Cotto couldn't deal with the flurries and Pacquiao (50-3-2, 38 KOs) was all over him. Cotto's face began to swell. By the ninth round, Cotto was in rough shape. He was bleeding from his mouth and nose, spraying blood onto the canvas and in retreat.

"Manny's speed was too much," said Freddie Roach, Pacquiao's trainer. "Manny's in-and-out motion was too fast. Manny broke him down. I knew when Cotto started backing up the fight was over.

"In the beginning we fought Cotto's fight too much, stayed on the ropes too long, but as the fight went on Manny's speed was too much. Manny dictated the fight. Cotto's corner should have stopped the fight three rounds sooner when Cotto began to run away."

After the ninth round, Cotto's wife left the arena with one of his children. They missed Cotto getting cut next to his left eye in the 10th round, which left blood streaming down the side of his face.

Finally, after a lot of punishment in the 11th round, it looked like the fight might be stopped in the corner, but Cotto refused to allow trainer Joe Santiago to call it off.

But referee Kenny Bayless and the ring doctor had taken a good look between rounds, and when Cotto started getting battered around again in the 12th, Bayless stopped it at 55 seconds.

"Cotto was taking quite a bit of punches," Bayless said. "Because of the amount of punishment he was taking we looked closely with the ring doctor about the eighth round and talked about how much longer he could go. He was hitting Pacquiao with good jabs but it wasn't doing much. The guy was relentless."

Although Pacquiao, 30, who made a minimum $13 million to Cotto's $6.5 million, made it look easy -- isn't that what all-time greats do? -- he said, "It was a hard fight. I needed time to test his power. We practiced fighting a disciplined fight. That was my key to victory, staying disciplined and not panicking in the ring."

As Cotto's face began to swell and blood began to leak from his face, he must have had flashbacks to July 2008, when, in the same ring, he suffered an 11th-round knockout loss to Antonio Margarito, one later tainted by the revelation that Margarito tried to load his gloves for his next fight.

However, Pacquiao's punches seemed authentic and they did a lot of damage.

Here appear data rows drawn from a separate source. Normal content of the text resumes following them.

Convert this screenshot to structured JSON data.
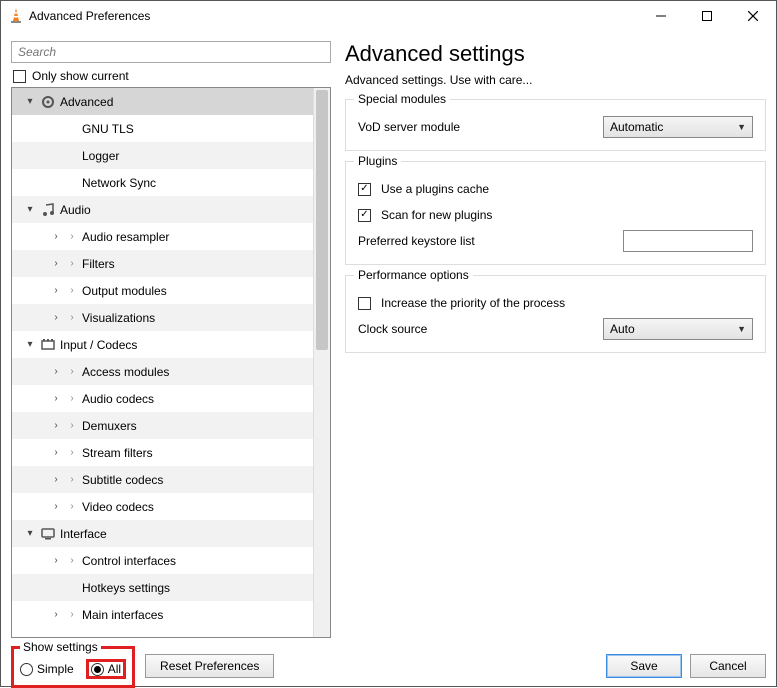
{
  "window": {
    "title": "Advanced Preferences"
  },
  "search": {
    "placeholder": "Search"
  },
  "only_show_current": "Only show current",
  "tree": [
    {
      "level": 0,
      "exp": "down",
      "icon": "gear",
      "label": "Advanced",
      "selected": true,
      "arrow": false
    },
    {
      "level": 1,
      "exp": "",
      "icon": "",
      "label": "GNU TLS",
      "arrow": false
    },
    {
      "level": 1,
      "exp": "",
      "icon": "",
      "label": "Logger",
      "arrow": false
    },
    {
      "level": 1,
      "exp": "",
      "icon": "",
      "label": "Network Sync",
      "arrow": false
    },
    {
      "level": 0,
      "exp": "down",
      "icon": "music",
      "label": "Audio",
      "arrow": false
    },
    {
      "level": 1,
      "exp": "right",
      "icon": "",
      "label": "Audio resampler",
      "arrow": true
    },
    {
      "level": 1,
      "exp": "right",
      "icon": "",
      "label": "Filters",
      "arrow": true
    },
    {
      "level": 1,
      "exp": "right",
      "icon": "",
      "label": "Output modules",
      "arrow": true
    },
    {
      "level": 1,
      "exp": "right",
      "icon": "",
      "label": "Visualizations",
      "arrow": true
    },
    {
      "level": 0,
      "exp": "down",
      "icon": "codec",
      "label": "Input / Codecs",
      "arrow": false
    },
    {
      "level": 1,
      "exp": "right",
      "icon": "",
      "label": "Access modules",
      "arrow": true
    },
    {
      "level": 1,
      "exp": "right",
      "icon": "",
      "label": "Audio codecs",
      "arrow": true
    },
    {
      "level": 1,
      "exp": "right",
      "icon": "",
      "label": "Demuxers",
      "arrow": true
    },
    {
      "level": 1,
      "exp": "right",
      "icon": "",
      "label": "Stream filters",
      "arrow": true
    },
    {
      "level": 1,
      "exp": "right",
      "icon": "",
      "label": "Subtitle codecs",
      "arrow": true
    },
    {
      "level": 1,
      "exp": "right",
      "icon": "",
      "label": "Video codecs",
      "arrow": true
    },
    {
      "level": 0,
      "exp": "down",
      "icon": "iface",
      "label": "Interface",
      "arrow": false
    },
    {
      "level": 1,
      "exp": "right",
      "icon": "",
      "label": "Control interfaces",
      "arrow": true
    },
    {
      "level": 1,
      "exp": "",
      "icon": "",
      "label": "Hotkeys settings",
      "arrow": false
    },
    {
      "level": 1,
      "exp": "right",
      "icon": "",
      "label": "Main interfaces",
      "arrow": true
    }
  ],
  "main": {
    "heading": "Advanced settings",
    "subheading": "Advanced settings. Use with care...",
    "group_special": {
      "title": "Special modules",
      "vod_label": "VoD server module",
      "vod_value": "Automatic"
    },
    "group_plugins": {
      "title": "Plugins",
      "use_cache": "Use a plugins cache",
      "scan_new": "Scan for new plugins",
      "keystore_label": "Preferred keystore list",
      "keystore_value": ""
    },
    "group_perf": {
      "title": "Performance options",
      "priority": "Increase the priority of the process",
      "clock_label": "Clock source",
      "clock_value": "Auto"
    }
  },
  "bottom": {
    "show_settings": "Show settings",
    "simple": "Simple",
    "all": "All",
    "reset": "Reset Preferences",
    "save": "Save",
    "cancel": "Cancel"
  }
}
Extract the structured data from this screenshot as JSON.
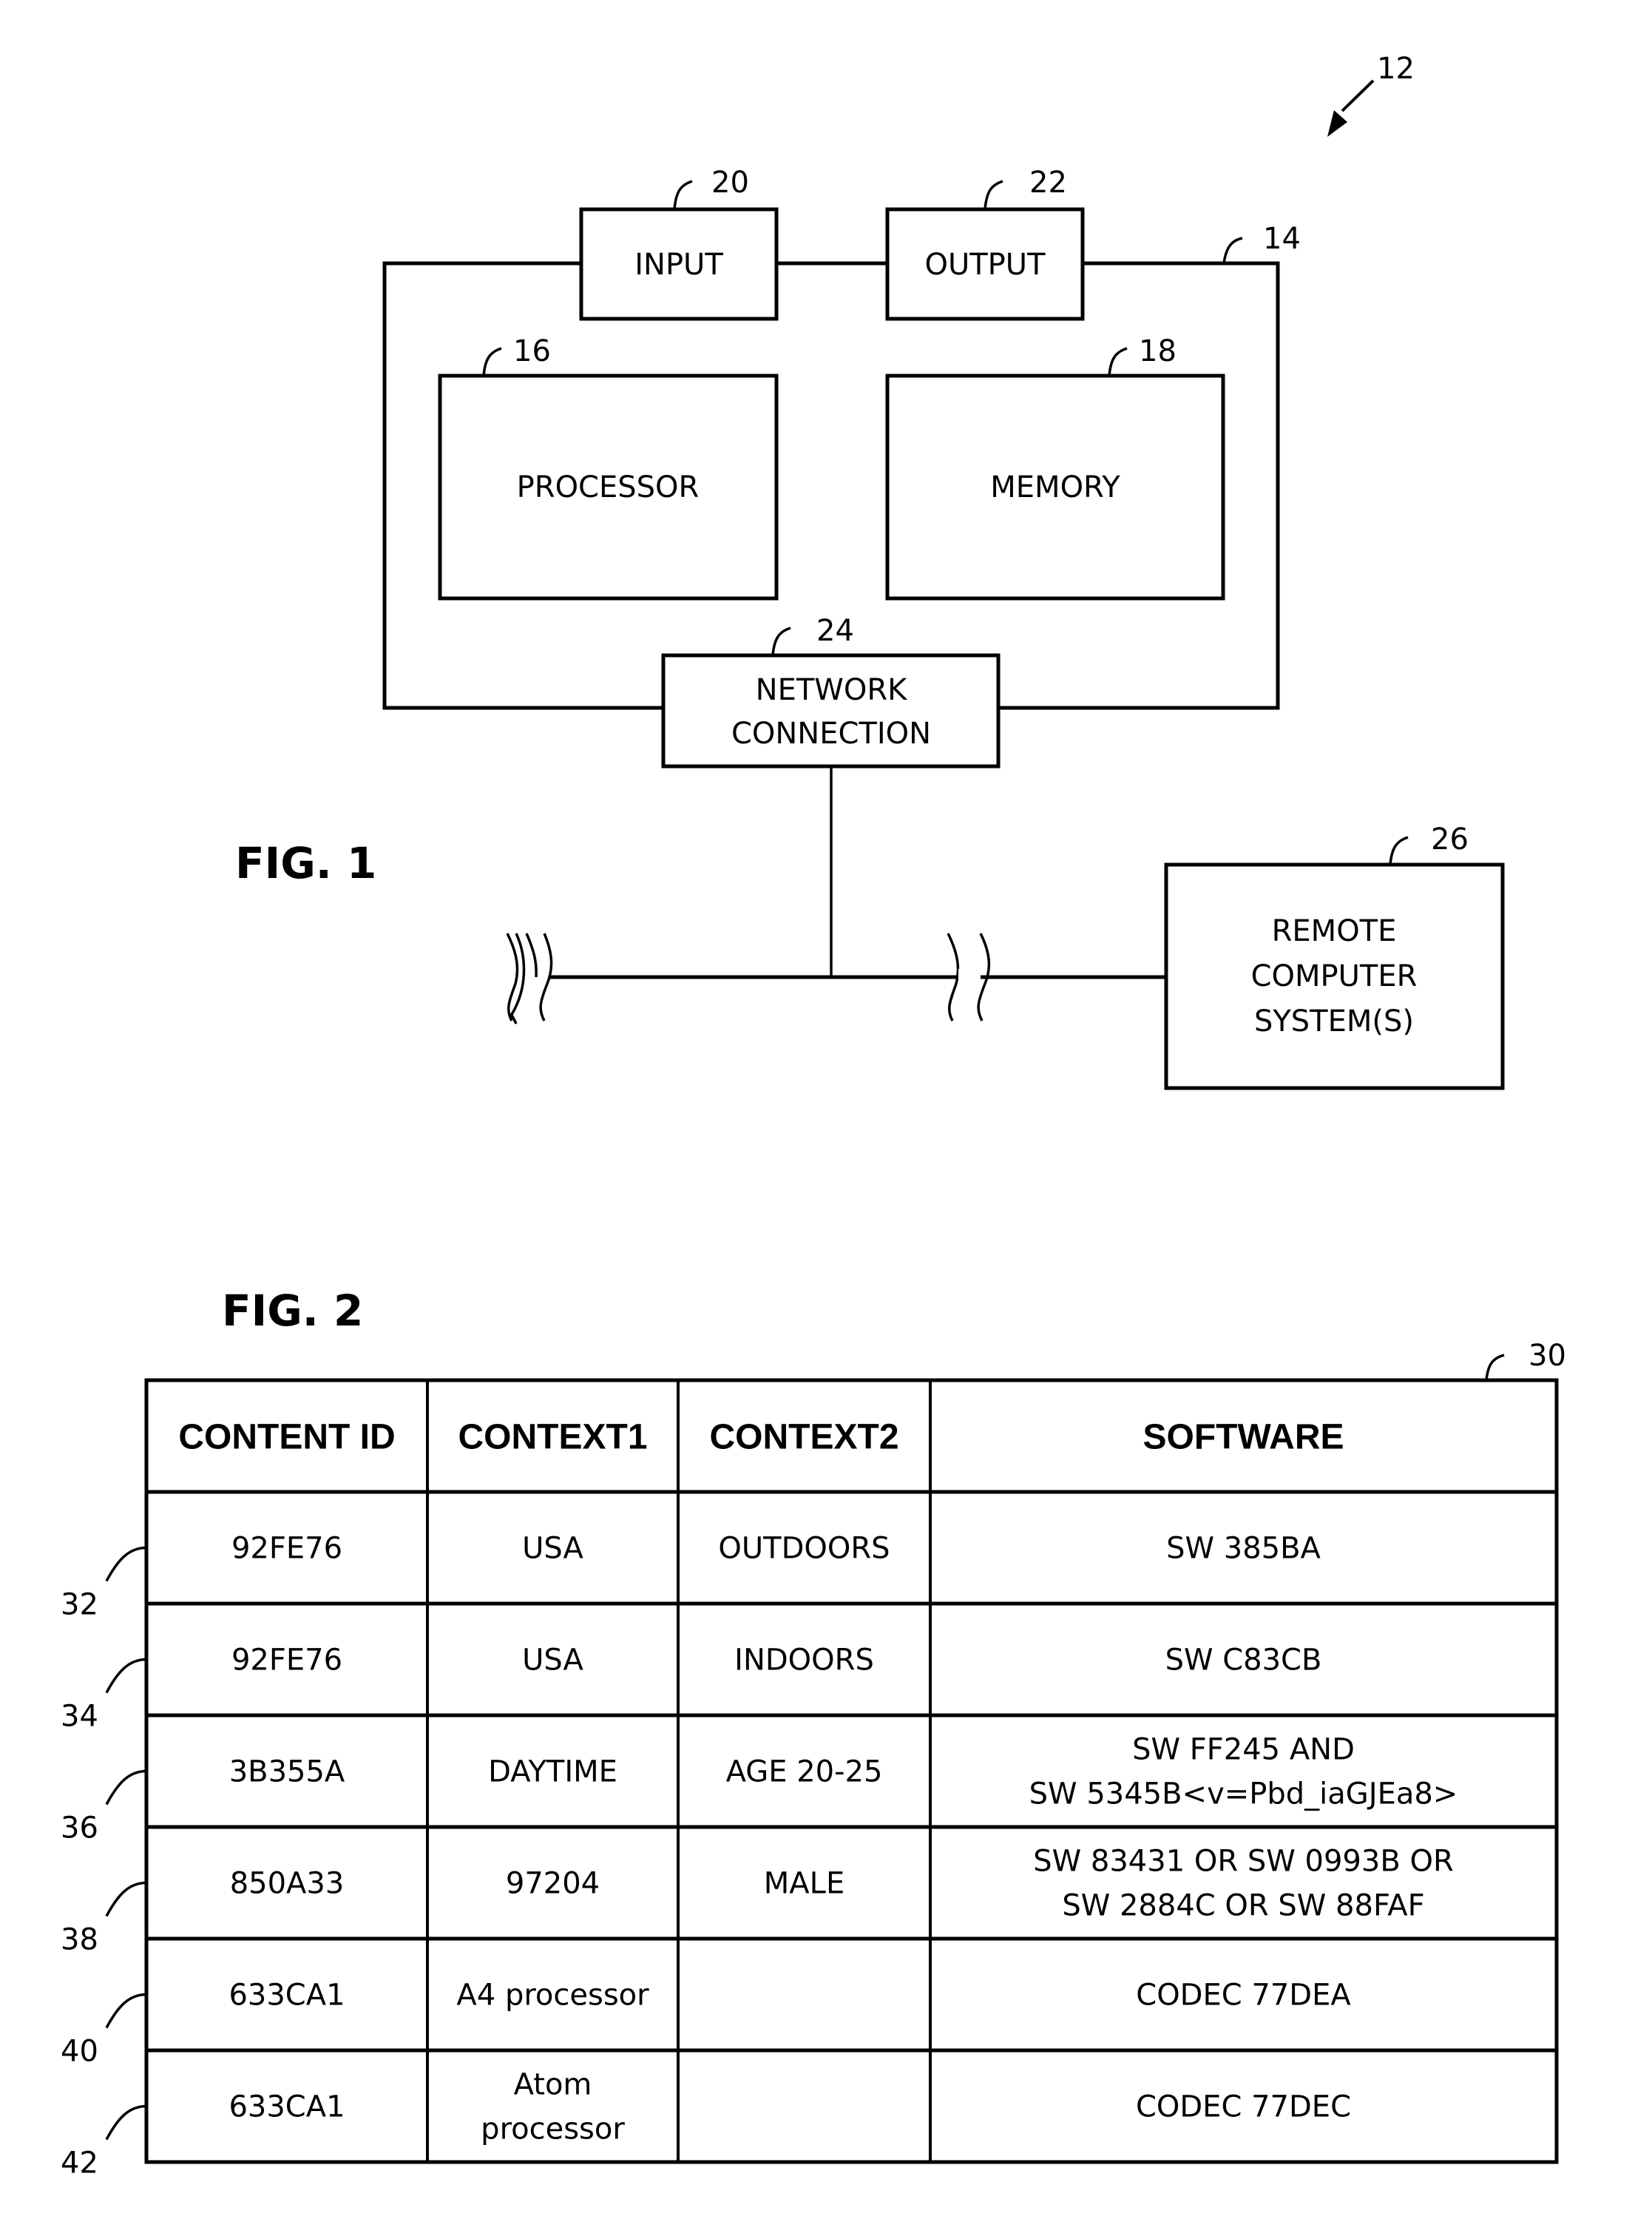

"I tried to bring all I can for all these fans," Cotto, 29, said. "It didn't go my way in this fight. The jabs I threw didn't do enough damage and I didn't protect myself enough. Miguel Cotto will always fight the best fighters in the world. And Manny Pacquiao is one of the best fighters and the best boxers I ever fought. I told Joe that I wanted to continue fighting. It was my decision to continue."

"He hit harder than we excepted," Santiago said. "He was a lot stronger than we expected."

After the glorious victory, attention turned to what was next for the king.

After all, Floyd Mayweather, the undefeated former pound-for-pound king and welterweight champ who came out of retirement in September, looms.

All indications are that Pacquiao-Cotto will well surpass 1 million pay-per-view buys (HBO will replay the fight next Saturday at 10 p.m. ET/PT). Mayweather's win over Juan Manuel Marquez also surpassed 1 million.

A Pacquiao-Mayweather showdown looms as the possible all-time record pay-per-view.

So what about it?

"Sure, we'll fight Mayweather, if he wants to," Roach said.

And what did the king have to say?

"It's the promoter who makes the fights," he said. "My job is to fight in the ring."

And fight he does.

Dan Rafael is the boxing writer for ESPN.com.